And, no matter your skin type, don’t scrub too aggressively with the coffee treatment. You definitely don’t want to irritate your skin. Redness, stinging, and sensitivity are all signs that you’re overdoing the scrub.
These treatments should be made fresh each time, and discard any leftovers. It probably goes without saying, but make sure your grounds are cool enough to handle so you don’t burn yourself.
Exfoliating Facial Mask
Mix 1/4 teaspoon spent coffee grounds (finely ground) with 1 tablespoon of another breakfast staple, yogurt. The yogurt flavor isn’t particularly important, but plain or vanilla works especially nice with the natural coffee scent.
Gently massage over your face and neck and let set five minutes. Rinse well with warm water to reveal bright, soft skin. Use it no more than once or twice per week.
Coffee and Sugar Body Polish
Mix 1/2 cup granulated sugar (white or brown), 2 tablespoons spent coffee grounds, and 1/4 cup sweet almond oil.
In the shower, massage over your entire body. Pay attention to those rough and dry areas like elbows and knees. Rinse well. Doesn’t your skin feel silky smooth?
The oils in this recipe can make your shower floor or tub slippery, so please take care.
Exfoliating Foot Scrub
Feet need a little extra TLC, and can handle a more aggressive scrubbing than other areas of the body. Try mixing 1/4 cup each of spent coffee grounds, Dead Sea salt or Epsom salts and olive oil. Use this as a scrub to give your feet a nice treat.
Dry lips? Mix a small amount of spent coffee grounds with a dab coconut oil. Massage the mixture lightly over the lips and remove with a damp washcloth.
Reduce Puffy Eyes
A teaspoon of spent grounds in a dampened paper towel and laid over the eyes for 20 minutes or so will help reduce puffiness.
Choi HS, Park ED, Park Y, Han SH, Hong KB, Suh HJ. “Topical Application of Spent Coffee Ground Extracts Protects Skin from Ultraviolet B-induced Photoaging in Hairless Mice.” Photochemical and Photobiological Sciences. 2016 Jun; 15(6):779-90.

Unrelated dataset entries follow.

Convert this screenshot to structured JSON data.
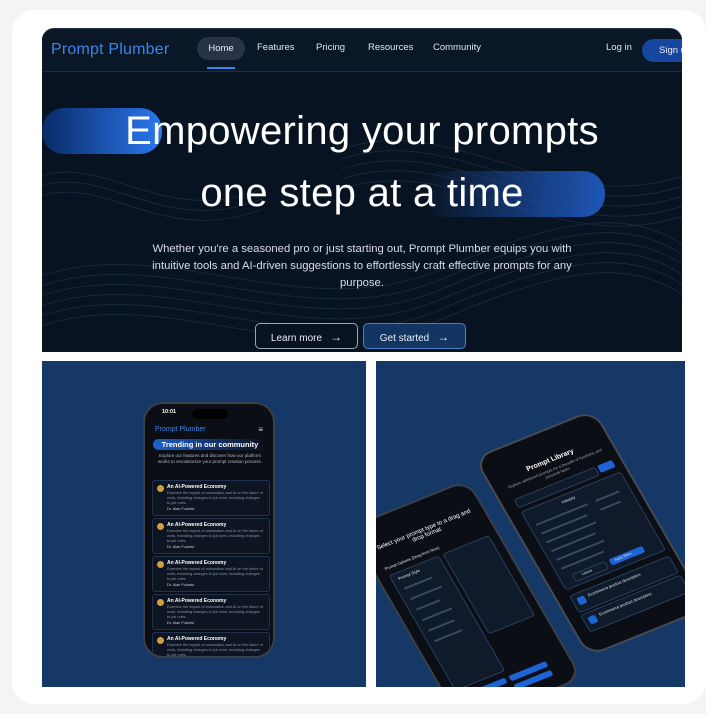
{
  "brand": {
    "name": "Prompt Plumber",
    "accent": "#3d86e8",
    "hero_bg": "#081321",
    "panel_bg": "#163866"
  },
  "nav": {
    "home": "Home",
    "features": "Features",
    "pricing": "Pricing",
    "resources": "Resources",
    "community": "Community",
    "login": "Log in",
    "signup": "Sign u"
  },
  "hero": {
    "headline_line1": "Empowering your prompts",
    "headline_line2": "one step at a time",
    "subtext": "Whether you're a seasoned pro or just starting out, Prompt Plumber equips you with intuitive tools and AI-driven suggestions to effortlessly craft effective prompts for any purpose.",
    "learn_more": "Learn more",
    "get_started": "Get started"
  },
  "phone1": {
    "time": "10:01",
    "logo": "Prompt Plumber",
    "menu_icon": "hamburger-icon",
    "heading": "Trending in our community",
    "description": "Explore our features and discover how our platform works to revolutionize your prompt creation process.",
    "items": [
      {
        "title": "An AI-Powered Economy",
        "body": "Examine the impact of automation and AI on the future of work, including changes to job roles, including changes to job roles.",
        "author": "Dr. Alan Futurist"
      },
      {
        "title": "An AI-Powered Economy",
        "body": "Examine the impact of automation and AI on the future of work, including changes to job roles, including changes to job roles.",
        "author": "Dr. Alan Futurist"
      },
      {
        "title": "An AI-Powered Economy",
        "body": "Examine the impact of automation and AI on the future of work, including changes to job roles, including changes to job roles.",
        "author": "Dr. Alan Futurist"
      },
      {
        "title": "An AI-Powered Economy",
        "body": "Examine the impact of automation and AI on the future of work, including changes to job roles, including changes to job roles.",
        "author": "Dr. Alan Futurist"
      },
      {
        "title": "An AI-Powered Economy",
        "body": "Examine the impact of automation and AI on the future of work, including changes to job roles, including changes to job roles.",
        "author": "Dr. Alan Futurist"
      }
    ]
  },
  "phone_back": {
    "title": "Select your prompt type to a drag and drop format",
    "label1": "Prompt Options (Drag from here)",
    "label2": "Prompt Style"
  },
  "phone_front": {
    "title": "Prompt Library",
    "subtitle": "Explore optimized prompts for a breadth of functions and personal tasks",
    "filter_label": "Industry",
    "card_title": "Ecommerce product description",
    "cancel": "Cancel",
    "apply": "Apply filters"
  }
}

Iriondo-DeHond A, Martorell P, Genovés S, Ramón D, Stamatakis K, Fresno M, Molina A, Del Castillo MD. “Coffee Silverskin Extract Protects against Accelerated Aging Caused by Oxidative Agents.” Molecules. 2016 Jun 1;21(6).
Rodrigues F, Matias R, Ferreira M, Amaral MN, Oliveira MB. “In Vitro and In Vivo Comparative Study of Cosmetic Ingredients Coffee SilverSkin and Hyaluronic Acid.” Experimental Dermatology. 2016 July; 25(7):572-4